How Rising Seas Could Sink Nuclear Plants On The East Coast

Indian Point Nuclear Generating, located 38 miles north of New York City. Photo source: ©© NRCgov


In 2011, a tsunami sent waves as high as 49 feet crashing over the seawalls surrounding the Fukushima Daiichi Nuclear Power Plant in Japan, causing meltdowns at three of the plant’s reactors. After that incident, the United States Nuclear Regulatory Commission (NRC) ordered nuclear facilities in the U.S. to review and update their plans for addressing extreme seismic activity and potential flooding from other events, such as sea level rise and storm surges.

Those plans aren’t due until March 2015, which means that many plants have yet to even lay out their their potential vulnerabilities, let alone address them…

Read Full Article, Huffington Post
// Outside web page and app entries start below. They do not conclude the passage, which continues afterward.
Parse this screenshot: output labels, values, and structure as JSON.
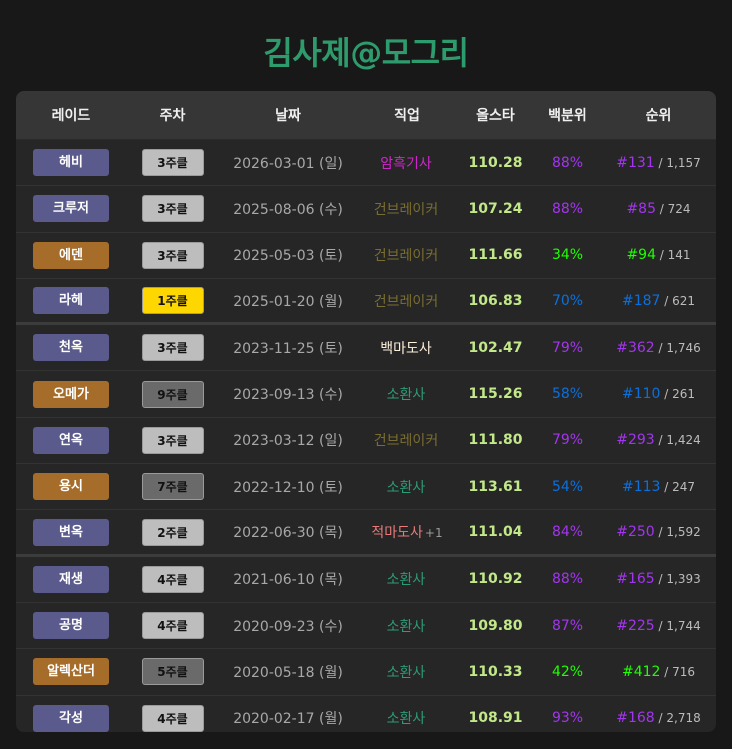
{
  "title": "김사제@모그리",
  "colors": {
    "title": "#2e9b6c",
    "raid_purple": "#5a5a8c",
    "raid_orange": "#a56c2a",
    "week_light": "#bdbdbd",
    "week_dark": "#6a6a6a",
    "week_gold": "#ffd700",
    "score": "#c2e88a",
    "pct_purple": "#a335ee",
    "pct_blue": "#0a70dd",
    "pct_green": "#1eff00"
  },
  "headers": [
    "레이드",
    "주차",
    "날짜",
    "직업",
    "올스타",
    "백분위",
    "순위"
  ],
  "rows": [
    {
      "raid": "헤비",
      "raid_color": "#5a5a8c",
      "week": "3주클",
      "week_bg": "#bdbdbd",
      "date": "2026-03-01 (일)",
      "job": "암흑기사",
      "job_color": "#d126cc",
      "job_extra": "",
      "score": "110.28",
      "pct": "88%",
      "pct_color": "#a335ee",
      "rank": "#131",
      "total": " / 1,157"
    },
    {
      "raid": "크루저",
      "raid_color": "#5a5a8c",
      "week": "3주클",
      "week_bg": "#bdbdbd",
      "date": "2025-08-06 (수)",
      "job": "건브레이커",
      "job_color": "#796d30",
      "job_extra": "",
      "score": "107.24",
      "pct": "88%",
      "pct_color": "#a335ee",
      "rank": "#85",
      "total": " / 724"
    },
    {
      "raid": "에덴",
      "raid_color": "#a56c2a",
      "week": "3주클",
      "week_bg": "#bdbdbd",
      "date": "2025-05-03 (토)",
      "job": "건브레이커",
      "job_color": "#796d30",
      "job_extra": "",
      "score": "111.66",
      "pct": "34%",
      "pct_color": "#1eff00",
      "rank": "#94",
      "total": " / 141"
    },
    {
      "raid": "라헤",
      "raid_color": "#5a5a8c",
      "week": "1주클",
      "week_bg": "#ffd700",
      "date": "2025-01-20 (월)",
      "job": "건브레이커",
      "job_color": "#796d30",
      "job_extra": "",
      "score": "106.83",
      "pct": "70%",
      "pct_color": "#0a70dd",
      "rank": "#187",
      "total": " / 621",
      "sep": true
    },
    {
      "raid": "천옥",
      "raid_color": "#5a5a8c",
      "week": "3주클",
      "week_bg": "#bdbdbd",
      "date": "2023-11-25 (토)",
      "job": "백마도사",
      "job_color": "#fff0dc",
      "job_extra": "",
      "score": "102.47",
      "pct": "79%",
      "pct_color": "#a335ee",
      "rank": "#362",
      "total": " / 1,746"
    },
    {
      "raid": "오메가",
      "raid_color": "#a56c2a",
      "week": "9주클",
      "week_bg": "#6a6a6a",
      "date": "2023-09-13 (수)",
      "job": "소환사",
      "job_color": "#2d9b78",
      "job_extra": "",
      "score": "115.26",
      "pct": "58%",
      "pct_color": "#0a70dd",
      "rank": "#110",
      "total": " / 261"
    },
    {
      "raid": "연옥",
      "raid_color": "#5a5a8c",
      "week": "3주클",
      "week_bg": "#bdbdbd",
      "date": "2023-03-12 (일)",
      "job": "건브레이커",
      "job_color": "#796d30",
      "job_extra": "",
      "score": "111.80",
      "pct": "79%",
      "pct_color": "#a335ee",
      "rank": "#293",
      "total": " / 1,424"
    },
    {
      "raid": "용시",
      "raid_color": "#a56c2a",
      "week": "7주클",
      "week_bg": "#6a6a6a",
      "date": "2022-12-10 (토)",
      "job": "소환사",
      "job_color": "#2d9b78",
      "job_extra": "",
      "score": "113.61",
      "pct": "54%",
      "pct_color": "#0a70dd",
      "rank": "#113",
      "total": " / 247"
    },
    {
      "raid": "변옥",
      "raid_color": "#5a5a8c",
      "week": "2주클",
      "week_bg": "#bdbdbd",
      "date": "2022-06-30 (목)",
      "job": "적마도사",
      "job_color": "#e87b7b",
      "job_extra": "+1",
      "score": "111.04",
      "pct": "84%",
      "pct_color": "#a335ee",
      "rank": "#250",
      "total": " / 1,592",
      "sep": true
    },
    {
      "raid": "재생",
      "raid_color": "#5a5a8c",
      "week": "4주클",
      "week_bg": "#bdbdbd",
      "date": "2021-06-10 (목)",
      "job": "소환사",
      "job_color": "#2d9b78",
      "job_extra": "",
      "score": "110.92",
      "pct": "88%",
      "pct_color": "#a335ee",
      "rank": "#165",
      "total": " / 1,393"
    },
    {
      "raid": "공명",
      "raid_color": "#5a5a8c",
      "week": "4주클",
      "week_bg": "#bdbdbd",
      "date": "2020-09-23 (수)",
      "job": "소환사",
      "job_color": "#2d9b78",
      "job_extra": "",
      "score": "109.80",
      "pct": "87%",
      "pct_color": "#a335ee",
      "rank": "#225",
      "total": " / 1,744"
    },
    {
      "raid": "알렉산더",
      "raid_color": "#a56c2a",
      "week": "5주클",
      "week_bg": "#6a6a6a",
      "date": "2020-05-18 (월)",
      "job": "소환사",
      "job_color": "#2d9b78",
      "job_extra": "",
      "score": "110.33",
      "pct": "42%",
      "pct_color": "#1eff00",
      "rank": "#412",
      "total": " / 716"
    },
    {
      "raid": "각성",
      "raid_color": "#5a5a8c",
      "week": "4주클",
      "week_bg": "#bdbdbd",
      "date": "2020-02-17 (월)",
      "job": "소환사",
      "job_color": "#2d9b78",
      "job_extra": "",
      "score": "108.91",
      "pct": "93%",
      "pct_color": "#a335ee",
      "rank": "#168",
      "total": " / 2,718"
    }
  ]
}
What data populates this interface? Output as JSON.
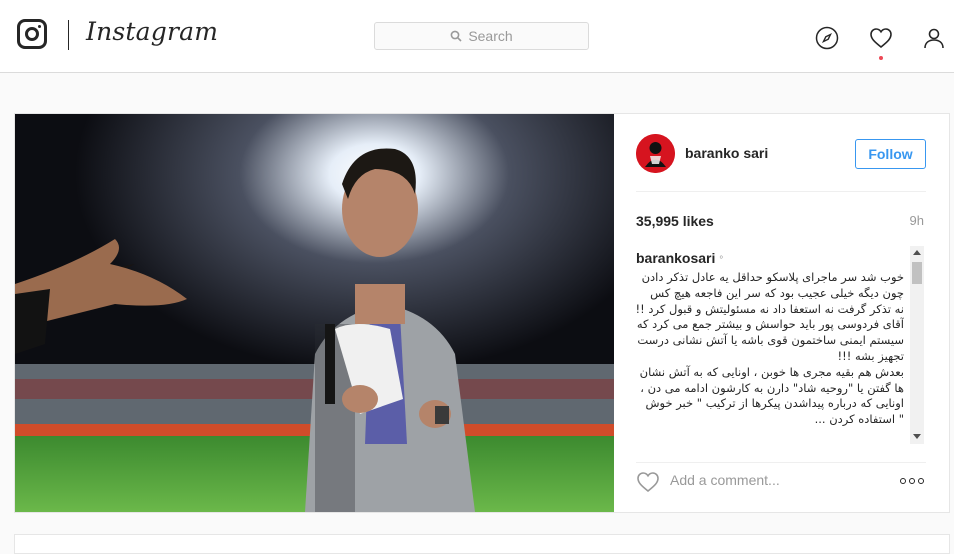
{
  "header": {
    "wordmark": "Instagram",
    "search_placeholder": "Search",
    "icons": [
      "instagram-glyph-icon",
      "explore-compass-icon",
      "activity-heart-icon",
      "profile-person-icon"
    ]
  },
  "post": {
    "author": {
      "username": "baranko sari",
      "avatar_icon": "red-flag-avatar"
    },
    "follow_label": "Follow",
    "likes": "35,995 likes",
    "time": "9h",
    "caption_user": "barankosari",
    "caption_lines": [
      "خوب شد سر ماجرای پلاسکو حداقل یه عادل تذکر دادن",
      "چون دیگه خیلی عجیب بود که سر این فاجعه هیچ کس",
      "نه تذکر گرفت نه استعفا داد نه مسئولیتش و قبول کرد !!!",
      "آقای فردوسی پور باید حواسش و بیشتر جمع می کرد که",
      "سیستم ایمنی ساختمون قوی باشه یا آتش نشانی درست",
      "تجهیز بشه !!!",
      "بعدش هم بقیه مجری ها خوبن ، اونایی که به آتش نشان",
      "ها گفتن یا \"روحیه شاد\" دارن به کارشون ادامه می دن ،",
      "اونایی که درباره پیداشدن پیکرها از ترکیب \" خبر خوش",
      "\" استفاده کردن ..."
    ],
    "comment_placeholder": "Add a comment...",
    "comment_icons": [
      "like-heart-icon",
      "more-options-icon"
    ]
  },
  "colors": {
    "accent": "#3897f0",
    "notification": "#ed4956",
    "text": "#262626",
    "muted": "#999999",
    "border": "#dbdbdb"
  }
}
Why We Build Nuclear Power Stations in Earthquake Zones
State and federal officials are pushing for comprehensive checkups of the San Onofre and Diablo Canyon nuclear facilities, both located on California coast, and which have been both cited repeatedly in recent years for safety lapses. If more Fukushimas are to be avoided, we have to start by understanding the real risk of risk…